- [WORK REQUEST] Set the entries below down again, please. Match them exactly.

(Website and app data records)

"""

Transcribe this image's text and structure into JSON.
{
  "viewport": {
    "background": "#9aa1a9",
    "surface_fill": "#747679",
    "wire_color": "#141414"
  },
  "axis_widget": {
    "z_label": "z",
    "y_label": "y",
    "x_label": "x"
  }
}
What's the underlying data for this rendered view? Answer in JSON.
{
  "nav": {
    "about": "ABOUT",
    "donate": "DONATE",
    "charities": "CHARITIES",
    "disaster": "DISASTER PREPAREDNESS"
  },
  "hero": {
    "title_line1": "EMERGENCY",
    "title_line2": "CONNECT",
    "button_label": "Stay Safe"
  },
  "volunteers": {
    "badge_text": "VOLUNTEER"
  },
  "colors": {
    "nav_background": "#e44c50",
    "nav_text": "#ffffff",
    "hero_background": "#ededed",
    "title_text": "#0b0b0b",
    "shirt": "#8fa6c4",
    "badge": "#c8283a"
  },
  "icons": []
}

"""

- [FINISHED TASK]
Transcribe this image's text and structure into JSON.
{
  "viewport": {
    "background": "#9aa1a9",
    "surface_fill": "#747679",
    "wire_color": "#141414"
  },
  "axis_widget": {
    "z_label": "z",
    "y_label": "y",
    "x_label": "x"
  }
}
What's the underlying data for this rendered view? Answer in JSON.
{
  "nav": {
    "about": "ABOUT",
    "donate": "DONATE",
    "charities": "CHARITIES",
    "disaster": "DISASTER PREPAREDNESS"
  },
  "hero": {
    "title_line1": "EMERGENCY",
    "title_line2": "CONNECT",
    "button_label": "Stay Safe"
  },
  "volunteers": {
    "badge_text": "VOLUNTEER"
  },
  "colors": {
    "nav_background": "#e44c50",
    "nav_text": "#ffffff",
    "hero_background": "#ededed",
    "title_text": "#0b0b0b",
    "shirt": "#8fa6c4",
    "badge": "#c8283a"
  },
  "icons": []
}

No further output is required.